Although they have a much larger student body, classes sizes are only slightly larger, due to the fact that lay students and diaconate students do not join in with students studying for the priesthood.
A typical day begins with optional Holy Hour from at 6:45 a.m. Followed by morning prayer at 8, then breakfast and a couple of classes. After 11:30 a.m. Mass, they have two more periods of classes and meetings. There is also an evening prayer and some evening classes.
Wednesdays are typically spent at a ministry site. Theology students serve at parishes, while pre-theology students serve at soup kitchens or homeless shelters. Due to Covid, ministry day has taken the form of video conferences, while the seminary administrators look into virtual ministries. Free time is spent studying in their individual rooms or in the lounge, where capacity is currently limited due to Covid.
“It can be busy. You have to be good with your time management skills,” said Tokasz. “You do have to make sure you set aside time for recreation and exercise. That is part of the schedule in some ways. You don’t have class every hour of the day or every day. There are free times to do your work and reading that you need to do for classes. You also schedule in your prayer time. It’s not an unbusy schedule, but there is time for the fraternity and community as well.”
John Callahan has only spent one year at Christ the King, so it was an easy switch to the new school. He’s enjoying the diverse and larger population on campus.
“There’s more community here. We’re going from 23 guys to 74 here, which is a huge improvement for the community,” he said. “When we do communal prayer, there are so many of us.”
Covid has put some limits on the men who are understandably eager to see not only their new school, but the larger community as well. Students are allowed to leave the seminary grounds, but are asked to remain in the Greater Baltimore Area.
“If we do go out, we have to do an online questionnaire either prior to or upon returning to the seminary.

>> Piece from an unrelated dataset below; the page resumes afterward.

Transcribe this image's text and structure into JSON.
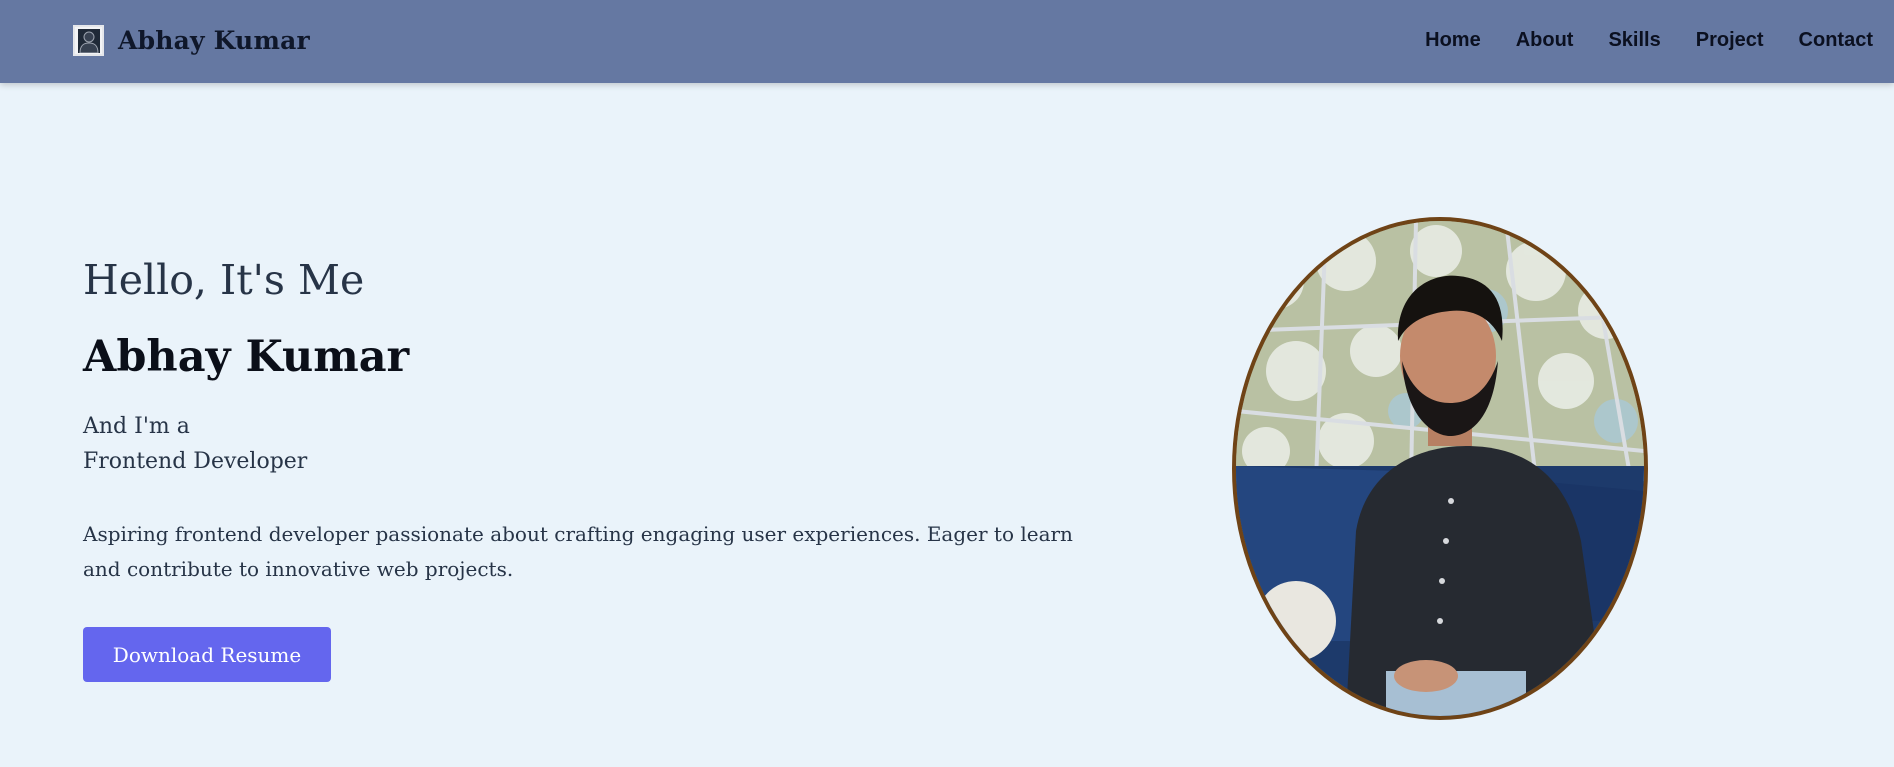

Depending on the results of that questionnaire, we may or may not be isolated,” explained Franz. “So far, there have not been any cases here. We’re a pretty closed community. They do not allow visitors here. The only visitors are the faculty and staff who do not live here.”
Students and professors wear masks all the time, except when they eat with only two people per table.
“It’s pretty strict, but it has been successful so far,” said Franz.
The move to Maryland and the Covid pandemic have not gotten in the way of these men pursuing their vocation. Nor has the criticism the Diocese of Buffalo has faced in recent years.
“As much as there had been issues in the Church, the Church to me is something that stands for something bigger than we are, and more beautiful that we are, and what the people are striving to be. The Church stands for that regardless of the human brokenness in that. There are also a lot of great things in the humanity of the Church that we can all look to and appreciate and model ourselves after, including the canonized saints,” said Franz.
He points to the Bread of Life Discourse, when Jesus is abandoned by all but 12 disciples. He asks those men if they want to leave too. Peter replies, “To whom shall we go?”
“I love my faith and I love the priesthood. As much as all this has gone on, I think my seminary life has given me a much better appreciation for our Church and the priesthood. I can say that my faith is deeper because of my seminary formation, even in the midst of all of this,” Franz said.
Christ the King Seminary will continue to educate the fourth theology students until next spring.
Seminarians from Buffalo are welcomed to their new learning institute, St. Mary’s Seminary in Baltimore. Pictured are (from left) Juan Sebastian Aristizabal. Joseph Tokasz, C.J. Wild, John Willett, John Callahan, James Boback and Joseph Franz. Also pictures in back are Kevin Upendran from Diocese of Hamilton Ontario, and Brother John Nguyen, SOCist, who had been studying at Christ the King. Courtesy of St. Mary’s Seminary.